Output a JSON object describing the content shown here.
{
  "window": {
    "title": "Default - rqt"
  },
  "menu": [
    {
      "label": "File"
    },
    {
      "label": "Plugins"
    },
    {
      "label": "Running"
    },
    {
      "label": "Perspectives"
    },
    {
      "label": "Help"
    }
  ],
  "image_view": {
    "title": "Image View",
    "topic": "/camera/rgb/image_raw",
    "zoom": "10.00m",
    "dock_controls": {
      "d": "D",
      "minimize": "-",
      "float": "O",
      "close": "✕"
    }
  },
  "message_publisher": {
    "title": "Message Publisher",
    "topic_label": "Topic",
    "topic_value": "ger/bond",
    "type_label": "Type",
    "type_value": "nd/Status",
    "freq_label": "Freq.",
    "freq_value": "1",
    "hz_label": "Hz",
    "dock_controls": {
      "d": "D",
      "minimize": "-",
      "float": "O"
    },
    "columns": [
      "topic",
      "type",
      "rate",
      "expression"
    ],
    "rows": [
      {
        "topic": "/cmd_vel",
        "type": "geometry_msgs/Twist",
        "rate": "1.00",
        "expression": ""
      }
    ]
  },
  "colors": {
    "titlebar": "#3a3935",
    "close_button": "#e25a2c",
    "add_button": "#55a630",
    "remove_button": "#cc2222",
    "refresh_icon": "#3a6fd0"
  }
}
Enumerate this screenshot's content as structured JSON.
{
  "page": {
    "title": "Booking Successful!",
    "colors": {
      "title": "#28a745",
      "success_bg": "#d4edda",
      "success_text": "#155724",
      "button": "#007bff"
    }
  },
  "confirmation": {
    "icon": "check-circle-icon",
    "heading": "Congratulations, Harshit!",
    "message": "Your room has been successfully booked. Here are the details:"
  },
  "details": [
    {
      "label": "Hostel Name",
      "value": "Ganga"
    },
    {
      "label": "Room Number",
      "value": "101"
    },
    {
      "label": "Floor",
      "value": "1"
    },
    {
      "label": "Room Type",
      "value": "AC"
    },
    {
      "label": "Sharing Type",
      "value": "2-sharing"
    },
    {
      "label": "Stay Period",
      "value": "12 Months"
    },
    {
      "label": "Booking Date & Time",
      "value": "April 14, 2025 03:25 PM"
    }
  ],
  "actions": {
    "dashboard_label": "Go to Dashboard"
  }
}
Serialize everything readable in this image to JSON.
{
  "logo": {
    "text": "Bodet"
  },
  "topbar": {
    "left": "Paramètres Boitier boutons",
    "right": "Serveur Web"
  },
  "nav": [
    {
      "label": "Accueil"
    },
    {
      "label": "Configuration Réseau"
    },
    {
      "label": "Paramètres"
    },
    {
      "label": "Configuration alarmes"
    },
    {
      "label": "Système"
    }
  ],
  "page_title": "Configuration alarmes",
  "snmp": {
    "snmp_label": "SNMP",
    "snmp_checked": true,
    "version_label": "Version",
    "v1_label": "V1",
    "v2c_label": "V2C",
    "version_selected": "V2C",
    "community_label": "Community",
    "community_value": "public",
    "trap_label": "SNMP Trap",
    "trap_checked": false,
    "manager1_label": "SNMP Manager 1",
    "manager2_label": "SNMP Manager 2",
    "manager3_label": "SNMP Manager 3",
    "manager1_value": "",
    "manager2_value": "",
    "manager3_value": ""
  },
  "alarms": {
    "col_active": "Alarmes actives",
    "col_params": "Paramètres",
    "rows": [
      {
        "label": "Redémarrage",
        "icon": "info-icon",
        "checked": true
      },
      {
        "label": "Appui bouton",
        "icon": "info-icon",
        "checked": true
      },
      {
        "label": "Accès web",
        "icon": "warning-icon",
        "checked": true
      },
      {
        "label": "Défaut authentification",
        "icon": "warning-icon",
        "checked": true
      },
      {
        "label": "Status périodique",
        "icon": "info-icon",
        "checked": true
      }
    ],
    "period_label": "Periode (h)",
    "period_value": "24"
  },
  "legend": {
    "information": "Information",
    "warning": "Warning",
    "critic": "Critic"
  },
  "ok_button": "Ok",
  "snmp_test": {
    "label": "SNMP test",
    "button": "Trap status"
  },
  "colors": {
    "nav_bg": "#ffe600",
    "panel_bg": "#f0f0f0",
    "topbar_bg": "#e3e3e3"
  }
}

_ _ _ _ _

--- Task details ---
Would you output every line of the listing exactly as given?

--- Problem solution ---
Output a JSON object describing the content shown here.
{
  "window": {
    "title": "Default - rqt"
  },
  "menu": [
    {
      "label": "File"
    },
    {
      "label": "Plugins"
    },
    {
      "label": "Running"
    },
    {
      "label": "Perspectives"
    },
    {
      "label": "Help"
    }
  ],
  "image_view": {
    "title": "Image View",
    "topic": "/camera/rgb/image_raw",
    "zoom": "10.00m",
    "dock_controls": {
      "d": "D",
      "minimize": "-",
      "float": "O",
      "close": "✕"
    }
  },
  "message_publisher": {
    "title": "Message Publisher",
    "topic_label": "Topic",
    "topic_value": "ger/bond",
    "type_label": "Type",
    "type_value": "nd/Status",
    "freq_label": "Freq.",
    "freq_value": "1",
    "hz_label": "Hz",
    "dock_controls": {
      "d": "D",
      "minimize": "-",
      "float": "O"
    },
    "columns": [
      "topic",
      "type",
      "rate",
      "expression"
    ],
    "rows": [
      {
        "topic": "/cmd_vel",
        "type": "geometry_msgs/Twist",
        "rate": "1.00",
        "expression": ""
      }
    ]
  },
  "colors": {
    "titlebar": "#3a3935",
    "close_button": "#e25a2c",
    "add_button": "#55a630",
    "remove_button": "#cc2222",
    "refresh_icon": "#3a6fd0"
  }
}
Enumerate this screenshot's content as structured JSON.
{
  "page": {
    "title": "Booking Successful!",
    "colors": {
      "title": "#28a745",
      "success_bg": "#d4edda",
      "success_text": "#155724",
      "button": "#007bff"
    }
  },
  "confirmation": {
    "icon": "check-circle-icon",
    "heading": "Congratulations, Harshit!",
    "message": "Your room has been successfully booked. Here are the details:"
  },
  "details": [
    {
      "label": "Hostel Name",
      "value": "Ganga"
    },
    {
      "label": "Room Number",
      "value": "101"
    },
    {
      "label": "Floor",
      "value": "1"
    },
    {
      "label": "Room Type",
      "value": "AC"
    },
    {
      "label": "Sharing Type",
      "value": "2-sharing"
    },
    {
      "label": "Stay Period",
      "value": "12 Months"
    },
    {
      "label": "Booking Date & Time",
      "value": "April 14, 2025 03:25 PM"
    }
  ],
  "actions": {
    "dashboard_label": "Go to Dashboard"
  }
}
Serialize everything readable in this image to JSON.
{
  "logo": {
    "text": "Bodet"
  },
  "topbar": {
    "left": "Paramètres Boitier boutons",
    "right": "Serveur Web"
  },
  "nav": [
    {
      "label": "Accueil"
    },
    {
      "label": "Configuration Réseau"
    },
    {
      "label": "Paramètres"
    },
    {
      "label": "Configuration alarmes"
    },
    {
      "label": "Système"
    }
  ],
  "page_title": "Configuration alarmes",
  "snmp": {
    "snmp_label": "SNMP",
    "snmp_checked": true,
    "version_label": "Version",
    "v1_label": "V1",
    "v2c_label": "V2C",
    "version_selected": "V2C",
    "community_label": "Community",
    "community_value": "public",
    "trap_label": "SNMP Trap",
    "trap_checked": false,
    "manager1_label": "SNMP Manager 1",
    "manager2_label": "SNMP Manager 2",
    "manager3_label": "SNMP Manager 3",
    "manager1_value": "",
    "manager2_value": "",
    "manager3_value": ""
  },
  "alarms": {
    "col_active": "Alarmes actives",
    "col_params": "Paramètres",
    "rows": [
      {
        "label": "Redémarrage",
        "icon": "info-icon",
        "checked": true
      },
      {
        "label": "Appui bouton",
        "icon": "info-icon",
        "checked": true
      },
      {
        "label": "Accès web",
        "icon": "warning-icon",
        "checked": true
      },
      {
        "label": "Défaut authentification",
        "icon": "warning-icon",
        "checked": true
      },
      {
        "label": "Status périodique",
        "icon": "info-icon",
        "checked": true
      }
    ],
    "period_label": "Periode (h)",
    "period_value": "24"
  },
  "legend": {
    "information": "Information",
    "warning": "Warning",
    "critic": "Critic"
  },
  "ok_button": "Ok",
  "snmp_test": {
    "label": "SNMP test",
    "button": "Trap status"
  },
  "colors": {
    "nav_bg": "#ffe600",
    "panel_bg": "#f0f0f0",
    "topbar_bg": "#e3e3e3"
  }
}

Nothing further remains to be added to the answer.